"For people who are switching from what were cheap fixed-price deals, which expire and go onto the price cap, they might be seeing a rise of between £700 and £900," said Tim Lord, senior fellow at the Tony Blair Institute.
Octopus Energy chief executive Greg Jackson said providers must work together to “privately finance” solutions and the Government must put a “mechanism in place that (every provider) has to participate in”.
He added that investing in renewable energy infrastructure would decrease bills in the future.
“The more renewables we build, the better the payback for that societal investment,” Mr Jackson told Times Radio.
“We really are on the cusp of energy bills falling every year.
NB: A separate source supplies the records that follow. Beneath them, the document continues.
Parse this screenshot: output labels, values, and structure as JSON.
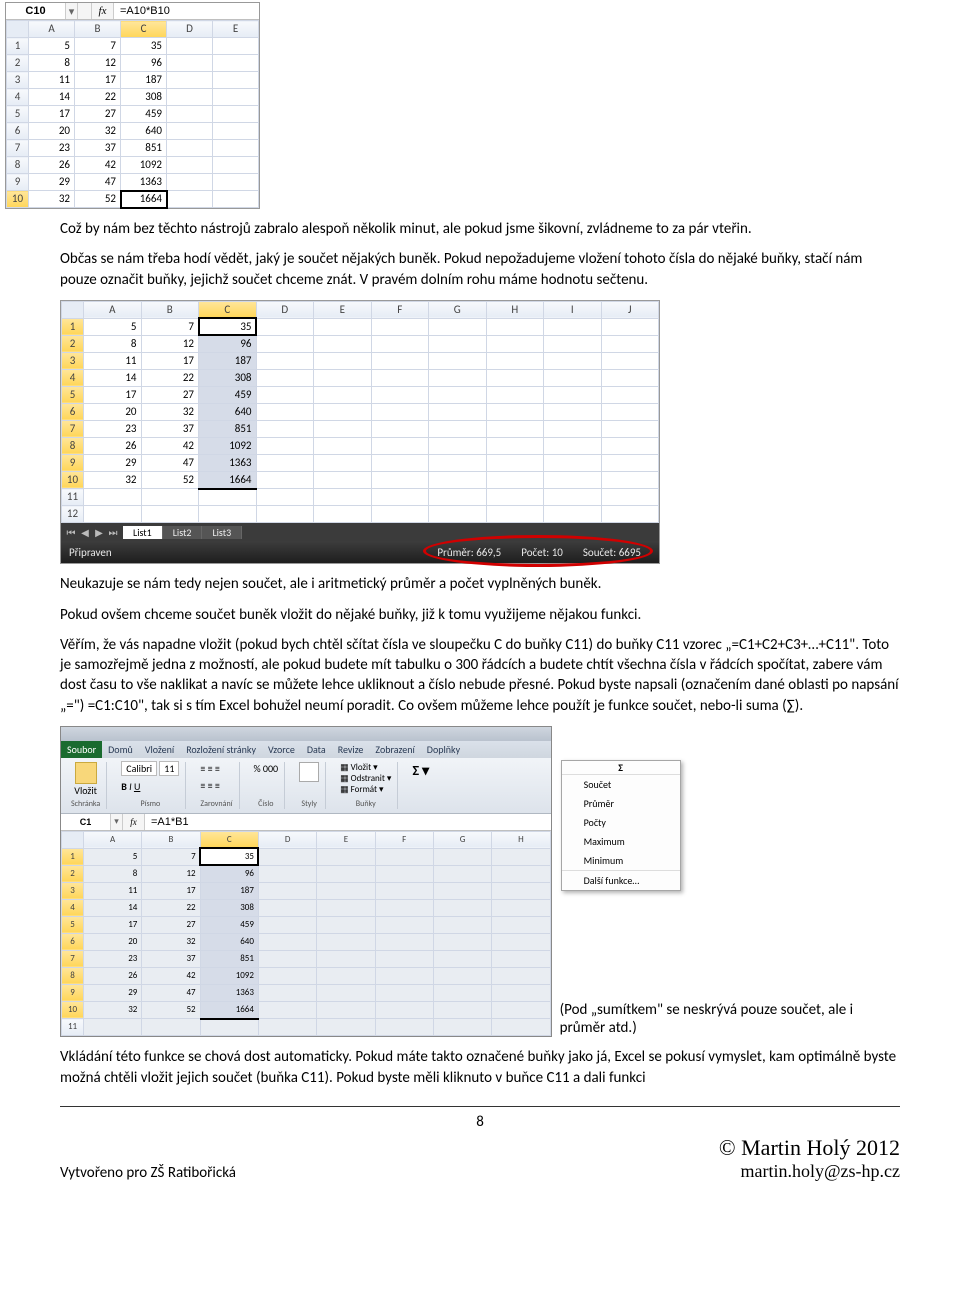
{
  "excel_top": {
    "name_box": "C10",
    "fx_label": "fx",
    "formula": "=A10*B10",
    "columns": [
      "A",
      "B",
      "C",
      "D",
      "E"
    ],
    "rows": [
      {
        "n": "1",
        "A": "5",
        "B": "7",
        "C": "35"
      },
      {
        "n": "2",
        "A": "8",
        "B": "12",
        "C": "96"
      },
      {
        "n": "3",
        "A": "11",
        "B": "17",
        "C": "187"
      },
      {
        "n": "4",
        "A": "14",
        "B": "22",
        "C": "308"
      },
      {
        "n": "5",
        "A": "17",
        "B": "27",
        "C": "459"
      },
      {
        "n": "6",
        "A": "20",
        "B": "32",
        "C": "640"
      },
      {
        "n": "7",
        "A": "23",
        "B": "37",
        "C": "851"
      },
      {
        "n": "8",
        "A": "26",
        "B": "42",
        "C": "1092"
      },
      {
        "n": "9",
        "A": "29",
        "B": "47",
        "C": "1363"
      },
      {
        "n": "10",
        "A": "32",
        "B": "52",
        "C": "1664"
      }
    ],
    "selected_col": "C",
    "active_cell": "C10"
  },
  "para1": "Což by nám bez těchto nástrojů zabralo alespoň několik minut, ale pokud jsme šikovní, zvládneme to za pár vteřin.",
  "para2": "Občas se nám třeba hodí vědět, jaký je součet nějakých buněk. Pokud nepožadujeme vložení tohoto čísla do nějaké buňky, stačí nám pouze označit buňky, jejichž součet chceme znát. V pravém dolním rohu máme hodnotu sečtenu.",
  "excel_mid": {
    "columns": [
      "A",
      "B",
      "C",
      "D",
      "E",
      "F",
      "G",
      "H",
      "I",
      "J"
    ],
    "rows": [
      {
        "n": "1",
        "A": "5",
        "B": "7",
        "C": "35"
      },
      {
        "n": "2",
        "A": "8",
        "B": "12",
        "C": "96"
      },
      {
        "n": "3",
        "A": "11",
        "B": "17",
        "C": "187"
      },
      {
        "n": "4",
        "A": "14",
        "B": "22",
        "C": "308"
      },
      {
        "n": "5",
        "A": "17",
        "B": "27",
        "C": "459"
      },
      {
        "n": "6",
        "A": "20",
        "B": "32",
        "C": "640"
      },
      {
        "n": "7",
        "A": "23",
        "B": "37",
        "C": "851"
      },
      {
        "n": "8",
        "A": "26",
        "B": "42",
        "C": "1092"
      },
      {
        "n": "9",
        "A": "29",
        "B": "47",
        "C": "1363"
      },
      {
        "n": "10",
        "A": "32",
        "B": "52",
        "C": "1664"
      },
      {
        "n": "11"
      },
      {
        "n": "12"
      }
    ],
    "sheet_tabs": [
      "List1",
      "List2",
      "List3"
    ],
    "active_tab": "List1",
    "status_left": "Připraven",
    "status_avg_label": "Průměr:",
    "status_avg_val": "669,5",
    "status_cnt_label": "Počet:",
    "status_cnt_val": "10",
    "status_sum_label": "Součet:",
    "status_sum_val": "6695"
  },
  "para3": "Neukazuje se nám tedy nejen součet, ale i aritmetický průměr a počet vyplněných buněk.",
  "para4": "Pokud ovšem chceme součet buněk vložit do nějaké buňky, již k tomu využijeme nějakou funkci.",
  "para5": "Věřím, že vás napadne vložit (pokud bych chtěl sčítat čísla ve sloupečku C do buňky C11) do buňky C11 vzorec „=C1+C2+C3+…+C11\". Toto je samozřejmě jedna z možností, ale pokud budete mít tabulku o 300 řádcích a budete chtít všechna čísla v řádcích spočítat, zabere vám dost času to vše naklikat a navíc se můžete lehce ukliknout a číslo nebude přesné. Pokud byste napsali (označením dané oblasti po napsání „=\") =C1:C10\", tak si s tím Excel bohužel neumí poradit. Co ovšem můžeme lehce použít je funkce součet, nebo-li suma (∑).",
  "excel_small": {
    "ribbon_tabs": [
      "Soubor",
      "Domů",
      "Vložení",
      "Rozložení stránky",
      "Vzorce",
      "Data",
      "Revize",
      "Zobrazení",
      "Doplňky"
    ],
    "groups": {
      "clipboard": "Schránka",
      "paste": "Vložit",
      "font": "Písmo",
      "align": "Zarovnání",
      "number": "Číslo",
      "styles": "Styly",
      "cells": "Buňky",
      "insert": "Vložit",
      "delete": "Odstranit",
      "format": "Formát"
    },
    "font_name": "Calibri",
    "font_size": "11",
    "name_box": "C1",
    "fx_label": "fx",
    "formula": "=A1*B1",
    "columns": [
      "A",
      "B",
      "C",
      "D",
      "E",
      "F",
      "G",
      "H"
    ],
    "rows": [
      {
        "n": "1",
        "A": "5",
        "B": "7",
        "C": "35"
      },
      {
        "n": "2",
        "A": "8",
        "B": "12",
        "C": "96"
      },
      {
        "n": "3",
        "A": "11",
        "B": "17",
        "C": "187"
      },
      {
        "n": "4",
        "A": "14",
        "B": "22",
        "C": "308"
      },
      {
        "n": "5",
        "A": "17",
        "B": "27",
        "C": "459"
      },
      {
        "n": "6",
        "A": "20",
        "B": "32",
        "C": "640"
      },
      {
        "n": "7",
        "A": "23",
        "B": "37",
        "C": "851"
      },
      {
        "n": "8",
        "A": "26",
        "B": "42",
        "C": "1092"
      },
      {
        "n": "9",
        "A": "29",
        "B": "47",
        "C": "1363"
      },
      {
        "n": "10",
        "A": "32",
        "B": "52",
        "C": "1664"
      },
      {
        "n": "11"
      }
    ],
    "autosum_sigma": "Σ",
    "autosum_menu": [
      "Součet",
      "Průměr",
      "Počty",
      "Maximum",
      "Minimum",
      "Další funkce…"
    ]
  },
  "inline_note": "(Pod „sumítkem\" se neskrývá pouze součet, ale i průměr atd.)",
  "para6": "Vkládání této funkce se chová dost automaticky. Pokud máte takto označené buňky jako já, Excel se pokusí vymyslet, kam optimálně byste možná chtěli vložit jejich součet (buňka C11). Pokud byste měli kliknuto v buňce C11 a dali funkci",
  "footer": {
    "page_no": "8",
    "left": "Vytvořeno pro ZŠ Ratibořická",
    "right_line1": "© Martin Holý 2012",
    "right_line2": "martin.holy@zs-hp.cz"
  }
}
It sounds crazy because of where we are today.
“We need really strong action in the short term to bring current bills down to make energy manageable, and at the same time with urgency start building these future systems so it can’t go back up again.”
Households are expected to see a severe hike in the cost of their energy in April as suppliers are due to increase prices in line with these costs.
More than two dozen energy suppliers have also gone bust since the start of September, putting thousands of people out of work and leaving millions of homes in limbo as they wait for a new supplier.
Providers including Good Energy, EDF and trade body Energy UK have also urged the government to intervene, after the cost of gas in wholesale markets rose by more than 500% in less than a year.